Component data from apps and pages
+ + + + +
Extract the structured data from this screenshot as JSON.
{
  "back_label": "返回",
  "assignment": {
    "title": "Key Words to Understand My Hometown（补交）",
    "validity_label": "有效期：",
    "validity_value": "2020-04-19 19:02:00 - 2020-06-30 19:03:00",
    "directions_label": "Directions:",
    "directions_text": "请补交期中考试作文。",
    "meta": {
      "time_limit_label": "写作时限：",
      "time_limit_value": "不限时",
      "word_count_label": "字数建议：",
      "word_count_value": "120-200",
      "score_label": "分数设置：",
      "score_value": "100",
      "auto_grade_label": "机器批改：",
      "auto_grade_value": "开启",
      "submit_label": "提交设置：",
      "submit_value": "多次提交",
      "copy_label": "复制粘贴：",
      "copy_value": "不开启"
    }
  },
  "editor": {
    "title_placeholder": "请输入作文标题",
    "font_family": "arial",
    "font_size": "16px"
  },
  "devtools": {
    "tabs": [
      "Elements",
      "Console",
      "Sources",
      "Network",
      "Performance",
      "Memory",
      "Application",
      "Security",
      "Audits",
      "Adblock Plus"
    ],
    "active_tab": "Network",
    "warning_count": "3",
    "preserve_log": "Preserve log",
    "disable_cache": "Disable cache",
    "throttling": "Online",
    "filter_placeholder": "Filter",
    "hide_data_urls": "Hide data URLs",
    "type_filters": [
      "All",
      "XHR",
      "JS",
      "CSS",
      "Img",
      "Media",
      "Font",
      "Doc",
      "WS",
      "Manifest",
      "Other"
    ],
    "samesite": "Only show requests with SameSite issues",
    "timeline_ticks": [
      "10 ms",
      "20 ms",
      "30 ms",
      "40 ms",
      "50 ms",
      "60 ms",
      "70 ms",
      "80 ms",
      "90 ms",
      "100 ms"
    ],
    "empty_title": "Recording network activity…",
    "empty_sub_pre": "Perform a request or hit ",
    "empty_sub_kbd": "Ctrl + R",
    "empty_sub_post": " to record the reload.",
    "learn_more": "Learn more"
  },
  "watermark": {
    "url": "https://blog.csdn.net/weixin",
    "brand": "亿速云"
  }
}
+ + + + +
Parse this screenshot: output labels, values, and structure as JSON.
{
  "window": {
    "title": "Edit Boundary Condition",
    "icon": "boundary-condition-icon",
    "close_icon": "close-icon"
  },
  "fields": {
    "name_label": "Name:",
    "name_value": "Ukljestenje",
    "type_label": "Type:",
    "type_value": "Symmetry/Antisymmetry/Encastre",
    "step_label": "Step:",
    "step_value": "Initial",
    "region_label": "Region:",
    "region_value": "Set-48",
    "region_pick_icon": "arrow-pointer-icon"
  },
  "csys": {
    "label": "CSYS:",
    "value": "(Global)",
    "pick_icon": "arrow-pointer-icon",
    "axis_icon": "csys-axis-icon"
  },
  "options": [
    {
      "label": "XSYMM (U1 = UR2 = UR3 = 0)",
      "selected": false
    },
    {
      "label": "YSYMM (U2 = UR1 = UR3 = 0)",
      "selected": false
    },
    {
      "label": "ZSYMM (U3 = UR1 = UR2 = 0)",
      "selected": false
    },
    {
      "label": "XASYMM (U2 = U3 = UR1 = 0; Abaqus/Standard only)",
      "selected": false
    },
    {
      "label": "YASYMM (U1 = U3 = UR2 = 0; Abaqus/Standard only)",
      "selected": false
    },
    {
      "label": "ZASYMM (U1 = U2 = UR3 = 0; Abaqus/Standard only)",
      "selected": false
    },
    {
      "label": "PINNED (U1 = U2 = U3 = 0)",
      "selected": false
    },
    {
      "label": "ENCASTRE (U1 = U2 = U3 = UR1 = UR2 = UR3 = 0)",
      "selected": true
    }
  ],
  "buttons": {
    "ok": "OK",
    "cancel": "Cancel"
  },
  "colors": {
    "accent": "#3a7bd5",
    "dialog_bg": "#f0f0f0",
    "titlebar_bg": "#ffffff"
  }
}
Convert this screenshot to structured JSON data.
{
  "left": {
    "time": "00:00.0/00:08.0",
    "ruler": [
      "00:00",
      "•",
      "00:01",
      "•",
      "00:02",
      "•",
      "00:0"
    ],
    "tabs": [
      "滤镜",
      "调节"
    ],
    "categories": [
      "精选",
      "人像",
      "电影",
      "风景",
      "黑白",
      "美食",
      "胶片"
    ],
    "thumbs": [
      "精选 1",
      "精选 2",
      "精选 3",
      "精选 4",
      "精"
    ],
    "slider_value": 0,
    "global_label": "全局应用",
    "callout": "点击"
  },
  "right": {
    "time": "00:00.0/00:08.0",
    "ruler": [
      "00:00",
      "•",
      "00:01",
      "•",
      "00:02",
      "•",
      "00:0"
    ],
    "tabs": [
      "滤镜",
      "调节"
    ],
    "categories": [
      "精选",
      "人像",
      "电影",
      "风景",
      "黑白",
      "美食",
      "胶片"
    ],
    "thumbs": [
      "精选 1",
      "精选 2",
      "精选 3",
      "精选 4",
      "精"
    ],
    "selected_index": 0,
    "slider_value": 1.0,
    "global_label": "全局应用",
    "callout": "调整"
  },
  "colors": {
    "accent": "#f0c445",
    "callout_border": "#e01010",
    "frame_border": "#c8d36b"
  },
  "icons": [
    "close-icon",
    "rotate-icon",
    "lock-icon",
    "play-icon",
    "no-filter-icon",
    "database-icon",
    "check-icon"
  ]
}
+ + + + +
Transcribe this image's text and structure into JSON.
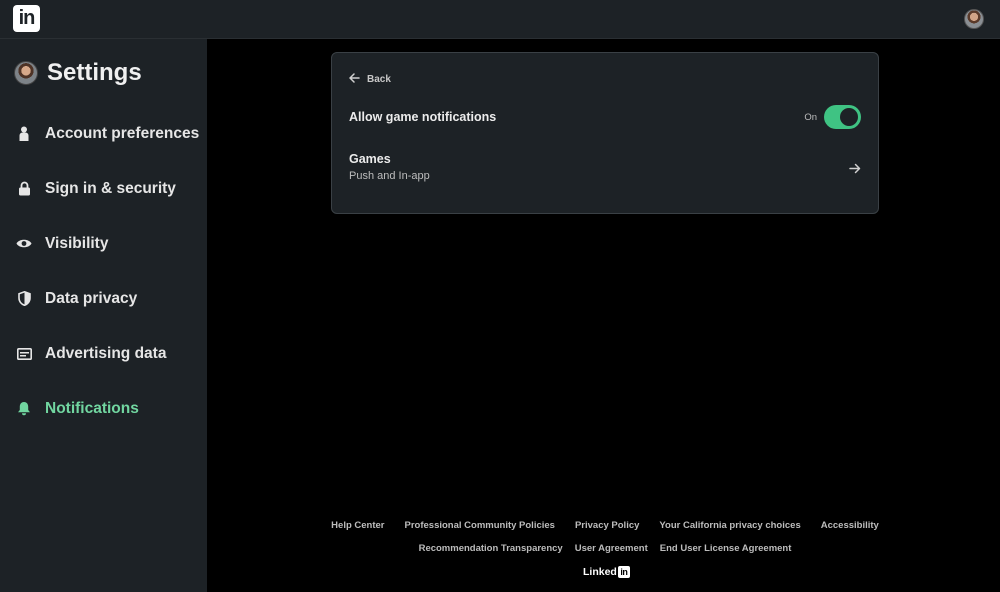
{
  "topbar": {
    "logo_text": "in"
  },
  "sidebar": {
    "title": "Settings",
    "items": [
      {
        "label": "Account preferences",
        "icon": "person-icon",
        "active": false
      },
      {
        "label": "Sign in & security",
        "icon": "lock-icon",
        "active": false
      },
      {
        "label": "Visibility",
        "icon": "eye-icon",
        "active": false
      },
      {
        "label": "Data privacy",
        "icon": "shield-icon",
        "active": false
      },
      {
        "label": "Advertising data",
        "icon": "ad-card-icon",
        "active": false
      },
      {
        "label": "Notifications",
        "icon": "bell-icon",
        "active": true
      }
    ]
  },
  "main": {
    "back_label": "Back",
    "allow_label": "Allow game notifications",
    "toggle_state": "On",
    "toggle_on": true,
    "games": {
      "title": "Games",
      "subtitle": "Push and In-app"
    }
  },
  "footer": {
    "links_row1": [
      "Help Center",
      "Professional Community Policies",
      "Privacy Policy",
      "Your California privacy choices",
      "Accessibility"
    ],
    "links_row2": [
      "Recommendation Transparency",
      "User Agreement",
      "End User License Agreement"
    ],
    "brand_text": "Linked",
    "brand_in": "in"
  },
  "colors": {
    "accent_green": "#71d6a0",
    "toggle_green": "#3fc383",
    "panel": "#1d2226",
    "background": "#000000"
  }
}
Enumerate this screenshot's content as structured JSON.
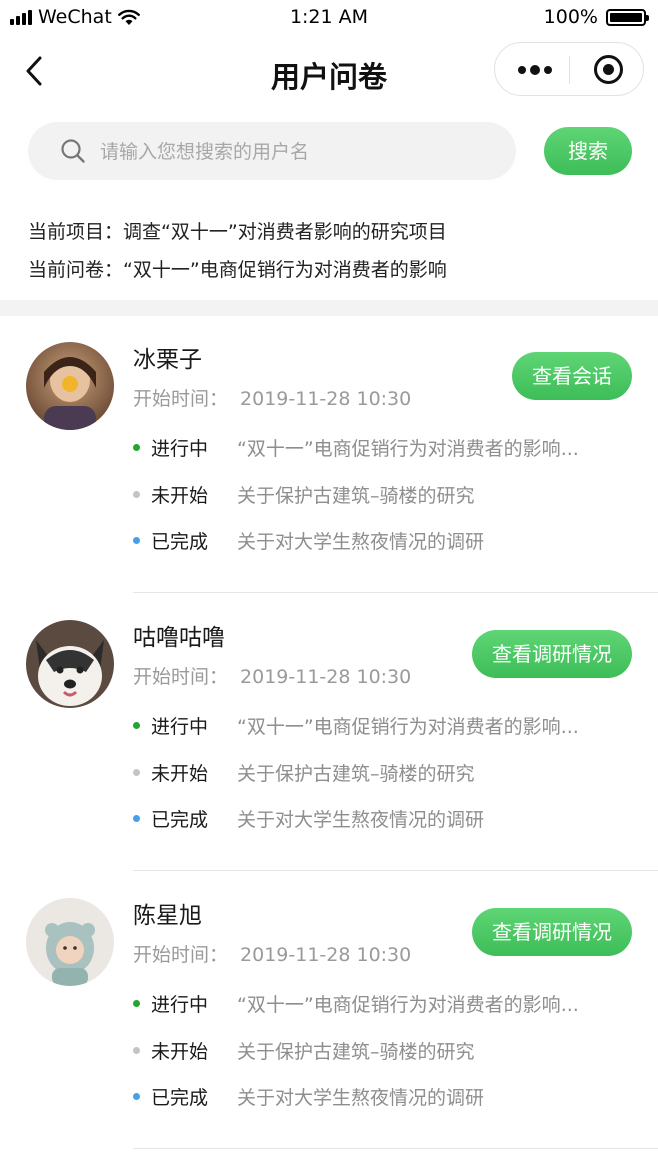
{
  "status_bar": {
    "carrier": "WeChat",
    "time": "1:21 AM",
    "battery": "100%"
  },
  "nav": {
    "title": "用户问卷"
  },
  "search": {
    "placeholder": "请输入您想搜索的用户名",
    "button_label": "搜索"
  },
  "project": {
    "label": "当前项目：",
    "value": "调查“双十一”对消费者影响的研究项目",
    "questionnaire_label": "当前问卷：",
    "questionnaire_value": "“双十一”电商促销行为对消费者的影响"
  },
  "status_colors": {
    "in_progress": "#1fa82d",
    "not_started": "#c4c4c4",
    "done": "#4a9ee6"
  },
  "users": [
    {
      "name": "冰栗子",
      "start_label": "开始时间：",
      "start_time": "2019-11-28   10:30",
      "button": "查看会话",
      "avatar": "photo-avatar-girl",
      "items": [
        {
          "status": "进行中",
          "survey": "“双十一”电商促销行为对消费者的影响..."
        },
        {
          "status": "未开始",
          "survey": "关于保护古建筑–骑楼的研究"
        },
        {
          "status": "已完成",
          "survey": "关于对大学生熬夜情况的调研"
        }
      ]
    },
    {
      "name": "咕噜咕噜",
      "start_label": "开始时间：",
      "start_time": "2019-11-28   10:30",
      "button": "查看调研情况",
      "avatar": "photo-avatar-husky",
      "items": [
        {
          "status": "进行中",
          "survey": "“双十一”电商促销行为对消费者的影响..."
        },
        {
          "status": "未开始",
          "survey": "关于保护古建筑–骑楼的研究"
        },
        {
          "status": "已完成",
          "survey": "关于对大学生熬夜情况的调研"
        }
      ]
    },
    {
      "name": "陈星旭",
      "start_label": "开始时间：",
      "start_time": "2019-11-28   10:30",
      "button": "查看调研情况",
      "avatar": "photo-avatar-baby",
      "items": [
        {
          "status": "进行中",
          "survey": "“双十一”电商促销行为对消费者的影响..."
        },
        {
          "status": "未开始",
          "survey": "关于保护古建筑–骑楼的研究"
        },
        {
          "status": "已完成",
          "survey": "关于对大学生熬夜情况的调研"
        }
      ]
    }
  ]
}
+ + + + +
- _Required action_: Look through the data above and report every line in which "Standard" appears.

- _Problem solution_:
      "label": "XASYMM (U2 = U3 = UR1 = 0; Abaqus/Standard only)",
      "label": "YASYMM (U1 = U3 = UR2 = 0; Abaqus/Standard only)",
      "label": "ZASYMM (U1 = U2 = UR3 = 0; Abaqus/Standard only)",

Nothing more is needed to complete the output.